A few minutes ago I had to remove superfluous and pointless rubbish from an answer I had given. The answer modifications had been approved (obviously not by me) and so I ask the question: -

Is it reasonable that an answer can be edited and approved without the answerer's say so?

Isn't it better to ask first via a comment or some other method?

  • 5
    \$\begingroup\$ It's reasonable, because, likewise, the answerer's text could have pointless superfluous rubbish that the answerer is fond of, but others should remove. :) \$\endgroup\$
    – Kaz
    Nov 15 '13 at 5:56
  • \$\begingroup\$ At any rate, if you don't like the change, you can always roll it back. \$\endgroup\$
    – W5VO
    Nov 16 '13 at 1:14
  • 1
    \$\begingroup\$ Sometimes people post answers and then go away for two weeks skiing (or forever) - For this reason, I think it is better that answers can be edited without the answerer's prior approval. The opportunity for review and editing is immediate, few people look for bad two-week old answers, so the opportunity should not be delayed either. \$\endgroup\$ Nov 20 '13 at 14:08

It's by design of the entire site/network.

Basically, any edits have to be made, or be approved by, "trusted community members". If it gets through, and you don't agree, roll it back and move on.

Who makes sure that proposed edits are good?

Any user can propose edits, but not all edits are publicly visible immediately. If a user has less than 2,000 reputation, the suggested edit is placed in a review queue. Two (three on Stack Overflow) accept or reject votes are required to remove the suggested edit from the queue and either apply the edit to the post or discard it. Users with more than 2,000 reputation are considered trusted community members and can edit posts without going through the review process.


What happens if someone suggests a bad edit?

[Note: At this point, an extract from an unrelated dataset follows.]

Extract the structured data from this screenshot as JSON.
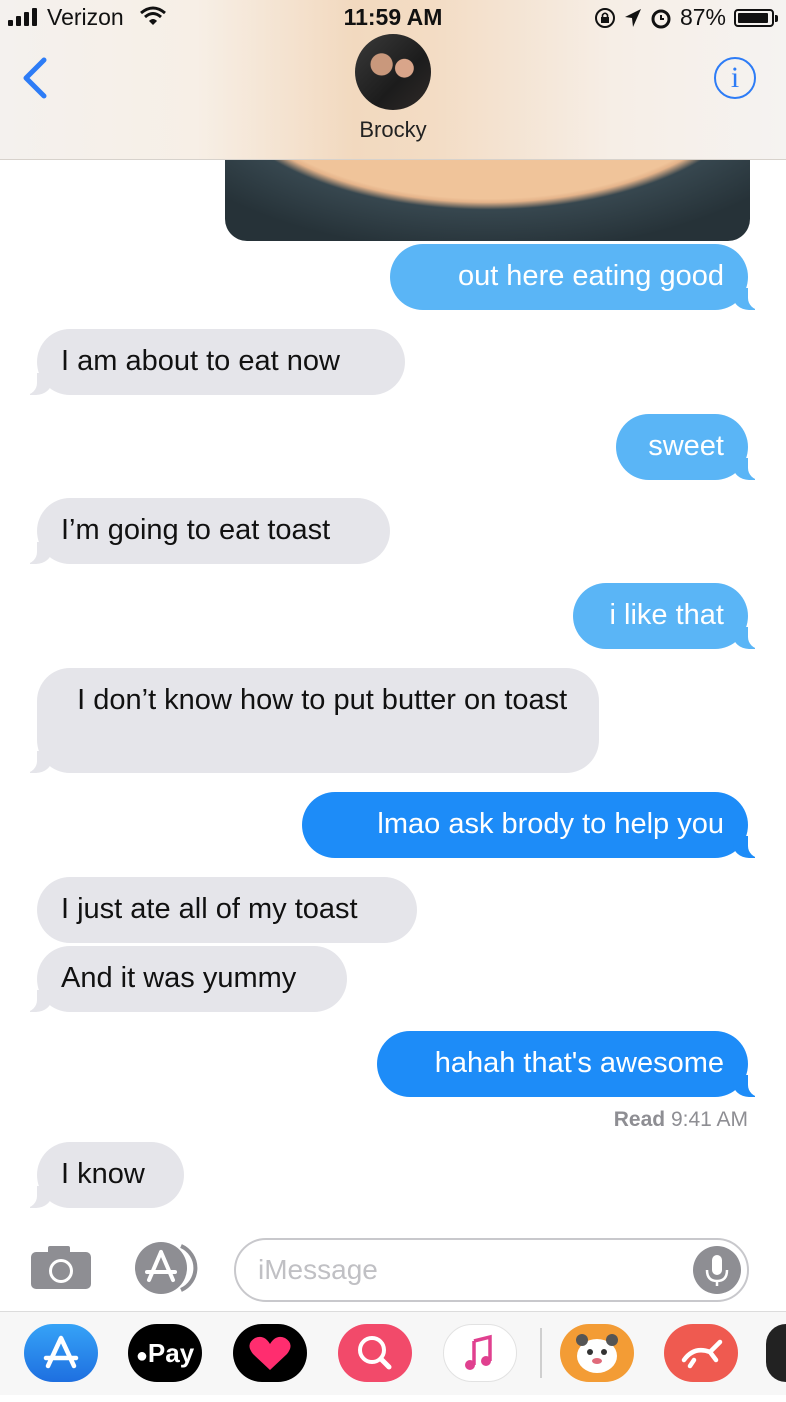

If a user without edit privileges proposes an edit that does not comply with the guidelines above, it is ordinarily rejected in the review process. Even if a bad edit is applied to a post, other users will generally fix it. Users with sufficient reputation may elect to roll back the post to a previous version (by viewing the revision history of the post and selecting the version they would like to display).

Additionally, any user who submits many rejected edits will be banned from suggesting further edits for 7 days.

At just 2k rep, you get the Edit Questions And Answers Privilege

What is edit questions and answers?

We believe in the power of community editing. That means once you've generated enough reputation, we trust you to edit anything in the system without it going through peer review. Not just your posts—anyone's posts!

When should I edit posts?

Any time you feel you can make the post better, and are inclined to do so. Editing is encouraged!

Anyone below 2k rep can Suggest an Edit, which is then reviewed by people who have the above 2k privilege

Reviewing suggested edits

In addition, users with this privilege level can also begin reviewing suggested edits (which previously you would have had to suggest). These edits remain in a pending state until they get enough votes to either approve them and make the edits take effect or reject them and discard the edit.

  • 1
    \$\begingroup\$ So, someone who has achieved a reputation greater than 2,000 can immediately have any edits he or she makes active and the original answerer is not informed. If this is true then I think it's a bad state of affairs. \$\endgroup\$
    – Andy aka
    May 24 '20 at 11:24
  • \$\begingroup\$ Almost 7 year old answer, and that's not the case. Afaik edits to an answer you make still notify you when it is edited. If its edited by someonewith the priviledge then it simply doesnt notify you to approve. \$\endgroup\$
    – Passerby
    May 24 '20 at 18:45
  • 1
    \$\begingroup\$ I believe that anyone editing an answer should always trigger a notification to the originator. It’s happened twice now (back then and just yesterday) and dealing with morons is not my greatest pleasure when they screw up my answer. \$\endgroup\$
    – Andy aka
    May 24 '20 at 18:53

You must log in to answer this question.

Not the answer you're looking for? Browse other questions tagged .